Graduate Programs

C.R. Ramakrishnan
Graduate Program Director

Our graduate program is consistently ranked in the top third of research departments in North America. The program has over 50 faculty and close to 500 graduate students, almost equally divided between Doctoral and M.S. students. Our graduates hold prominent professorships in such universities as Stanford, Yale, Illinois, Texas, and Cornell. Some graduates continue into industry, including prominent positions with the research laboratories of Nokia, AT&T, IBM Yorktown Heights, JPL-Cal Tech, Sony, MERL, and B.B.N. Some have become leaders of professional societies, presidents of distinguished universities, and CEOs of successful companies.

The department philosophy is to build “critical mass” in many important research areas, thereby ensuring the positive effects on research results obtained through collaboration with colleagues. Currently, the most significant of these areas include Visual Computing; Databases, Logic Programming, and Deductive Systems; Concurrency and Verification; Algorithms and Complexity; and Computer Systems, Networking, and Security. The faculty in each of these areas has been recognized internationally for their contributions to their respective fields.

The Ph.D. program is for students interested in obtaining academic or research positions in colleges and universities or in government and commercial research laboratories. The program gives students a rigorous and thorough knowledge of a broad range of theoretical and practical research subject areas, and develops the ability to recognize and pursue significant research in computer science. Practically all students in the PhD program are supported as teaching assistants in the first year followed by a research assistantship on funded projects thereafter.
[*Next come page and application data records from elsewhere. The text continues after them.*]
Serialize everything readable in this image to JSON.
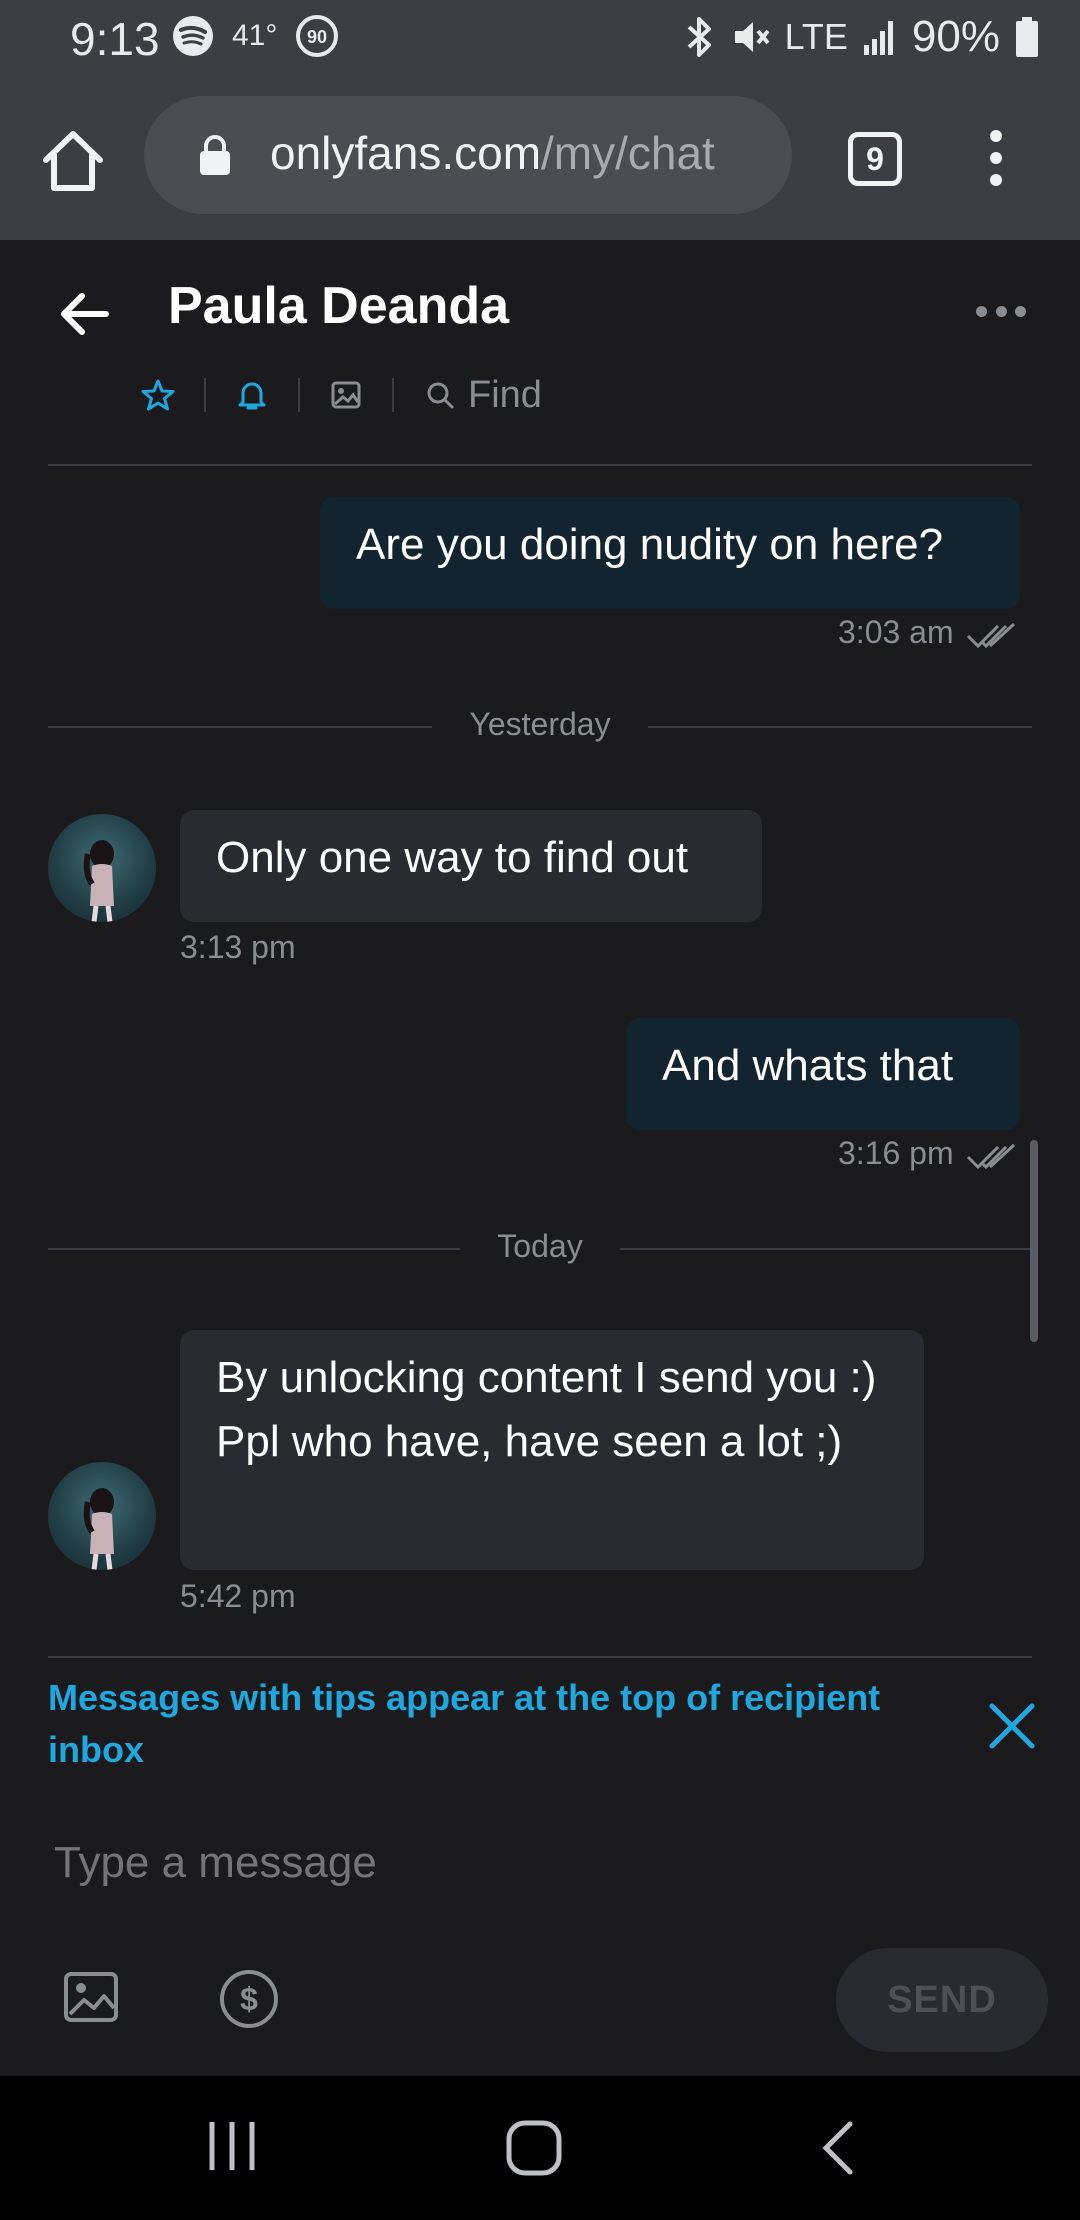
{
  "status_bar": {
    "time": "9:13",
    "temperature": "41°",
    "battery": "90%",
    "network": "LTE",
    "icons": [
      "spotify-icon",
      "temperature-90-icon",
      "bluetooth-icon",
      "mute-icon",
      "signal-icon",
      "battery-icon"
    ]
  },
  "browser": {
    "url_host": "onlyfans.com",
    "url_path": "/my/chat",
    "tab_count": "9"
  },
  "chat": {
    "title": "Paula Deanda",
    "find_label": "Find"
  },
  "messages": [
    {
      "direction": "out",
      "text": "Are you doing nudity on here?",
      "time": "3:03 am"
    },
    {
      "type": "day",
      "label": "Yesterday"
    },
    {
      "direction": "in",
      "text": "Only one way to find out",
      "time": "3:13 pm"
    },
    {
      "direction": "out",
      "text": "And whats that",
      "time": "3:16 pm"
    },
    {
      "type": "day",
      "label": "Today"
    },
    {
      "direction": "in",
      "text": "By unlocking content I send you :) Ppl who have, have seen a lot ;)",
      "time": "5:42 pm"
    }
  ],
  "tips_banner": {
    "text": "Messages with tips appear at the top of recipient inbox"
  },
  "composer": {
    "placeholder": "Type a message",
    "send_label": "SEND"
  },
  "colors": {
    "accent": "#1fa8e0",
    "background": "#1b1b1e",
    "outgoing_bubble": "#12242f",
    "incoming_bubble": "#2a2b30"
  }
}
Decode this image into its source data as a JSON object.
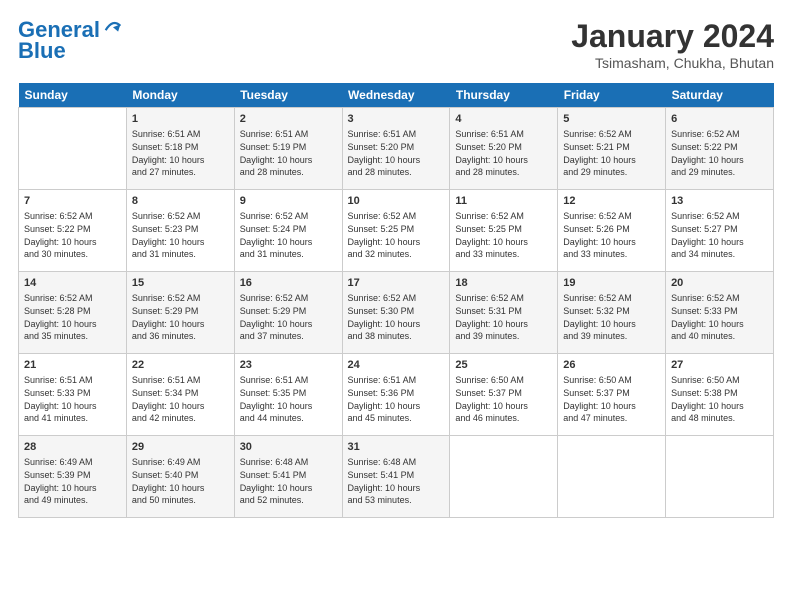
{
  "header": {
    "logo_line1": "General",
    "logo_line2": "Blue",
    "month_title": "January 2024",
    "location": "Tsimasham, Chukha, Bhutan"
  },
  "days_of_week": [
    "Sunday",
    "Monday",
    "Tuesday",
    "Wednesday",
    "Thursday",
    "Friday",
    "Saturday"
  ],
  "weeks": [
    [
      {
        "day": "",
        "content": ""
      },
      {
        "day": "1",
        "content": "Sunrise: 6:51 AM\nSunset: 5:18 PM\nDaylight: 10 hours\nand 27 minutes."
      },
      {
        "day": "2",
        "content": "Sunrise: 6:51 AM\nSunset: 5:19 PM\nDaylight: 10 hours\nand 28 minutes."
      },
      {
        "day": "3",
        "content": "Sunrise: 6:51 AM\nSunset: 5:20 PM\nDaylight: 10 hours\nand 28 minutes."
      },
      {
        "day": "4",
        "content": "Sunrise: 6:51 AM\nSunset: 5:20 PM\nDaylight: 10 hours\nand 28 minutes."
      },
      {
        "day": "5",
        "content": "Sunrise: 6:52 AM\nSunset: 5:21 PM\nDaylight: 10 hours\nand 29 minutes."
      },
      {
        "day": "6",
        "content": "Sunrise: 6:52 AM\nSunset: 5:22 PM\nDaylight: 10 hours\nand 29 minutes."
      }
    ],
    [
      {
        "day": "7",
        "content": "Sunrise: 6:52 AM\nSunset: 5:22 PM\nDaylight: 10 hours\nand 30 minutes."
      },
      {
        "day": "8",
        "content": "Sunrise: 6:52 AM\nSunset: 5:23 PM\nDaylight: 10 hours\nand 31 minutes."
      },
      {
        "day": "9",
        "content": "Sunrise: 6:52 AM\nSunset: 5:24 PM\nDaylight: 10 hours\nand 31 minutes."
      },
      {
        "day": "10",
        "content": "Sunrise: 6:52 AM\nSunset: 5:25 PM\nDaylight: 10 hours\nand 32 minutes."
      },
      {
        "day": "11",
        "content": "Sunrise: 6:52 AM\nSunset: 5:25 PM\nDaylight: 10 hours\nand 33 minutes."
      },
      {
        "day": "12",
        "content": "Sunrise: 6:52 AM\nSunset: 5:26 PM\nDaylight: 10 hours\nand 33 minutes."
      },
      {
        "day": "13",
        "content": "Sunrise: 6:52 AM\nSunset: 5:27 PM\nDaylight: 10 hours\nand 34 minutes."
      }
    ],
    [
      {
        "day": "14",
        "content": "Sunrise: 6:52 AM\nSunset: 5:28 PM\nDaylight: 10 hours\nand 35 minutes."
      },
      {
        "day": "15",
        "content": "Sunrise: 6:52 AM\nSunset: 5:29 PM\nDaylight: 10 hours\nand 36 minutes."
      },
      {
        "day": "16",
        "content": "Sunrise: 6:52 AM\nSunset: 5:29 PM\nDaylight: 10 hours\nand 37 minutes."
      },
      {
        "day": "17",
        "content": "Sunrise: 6:52 AM\nSunset: 5:30 PM\nDaylight: 10 hours\nand 38 minutes."
      },
      {
        "day": "18",
        "content": "Sunrise: 6:52 AM\nSunset: 5:31 PM\nDaylight: 10 hours\nand 39 minutes."
      },
      {
        "day": "19",
        "content": "Sunrise: 6:52 AM\nSunset: 5:32 PM\nDaylight: 10 hours\nand 39 minutes."
      },
      {
        "day": "20",
        "content": "Sunrise: 6:52 AM\nSunset: 5:33 PM\nDaylight: 10 hours\nand 40 minutes."
      }
    ],
    [
      {
        "day": "21",
        "content": "Sunrise: 6:51 AM\nSunset: 5:33 PM\nDaylight: 10 hours\nand 41 minutes."
      },
      {
        "day": "22",
        "content": "Sunrise: 6:51 AM\nSunset: 5:34 PM\nDaylight: 10 hours\nand 42 minutes."
      },
      {
        "day": "23",
        "content": "Sunrise: 6:51 AM\nSunset: 5:35 PM\nDaylight: 10 hours\nand 44 minutes."
      },
      {
        "day": "24",
        "content": "Sunrise: 6:51 AM\nSunset: 5:36 PM\nDaylight: 10 hours\nand 45 minutes."
      },
      {
        "day": "25",
        "content": "Sunrise: 6:50 AM\nSunset: 5:37 PM\nDaylight: 10 hours\nand 46 minutes."
      },
      {
        "day": "26",
        "content": "Sunrise: 6:50 AM\nSunset: 5:37 PM\nDaylight: 10 hours\nand 47 minutes."
      },
      {
        "day": "27",
        "content": "Sunrise: 6:50 AM\nSunset: 5:38 PM\nDaylight: 10 hours\nand 48 minutes."
      }
    ],
    [
      {
        "day": "28",
        "content": "Sunrise: 6:49 AM\nSunset: 5:39 PM\nDaylight: 10 hours\nand 49 minutes."
      },
      {
        "day": "29",
        "content": "Sunrise: 6:49 AM\nSunset: 5:40 PM\nDaylight: 10 hours\nand 50 minutes."
      },
      {
        "day": "30",
        "content": "Sunrise: 6:48 AM\nSunset: 5:41 PM\nDaylight: 10 hours\nand 52 minutes."
      },
      {
        "day": "31",
        "content": "Sunrise: 6:48 AM\nSunset: 5:41 PM\nDaylight: 10 hours\nand 53 minutes."
      },
      {
        "day": "",
        "content": ""
      },
      {
        "day": "",
        "content": ""
      },
      {
        "day": "",
        "content": ""
      }
    ]
  ]
}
The M.S. program is designed to train students with professional goals in business, industry, or government. The program concentrates primarily on applied computer science, emphasizing software development, programming, computer systems and applications. With either the thesis or the project option, each student is given the experience of working on a large scale software or hardware development project. Normally M.S. students are not supported, although a few with special qualifications are appointed as TAs, and many other qualified students find jobs around the University assisting with systems support and application development.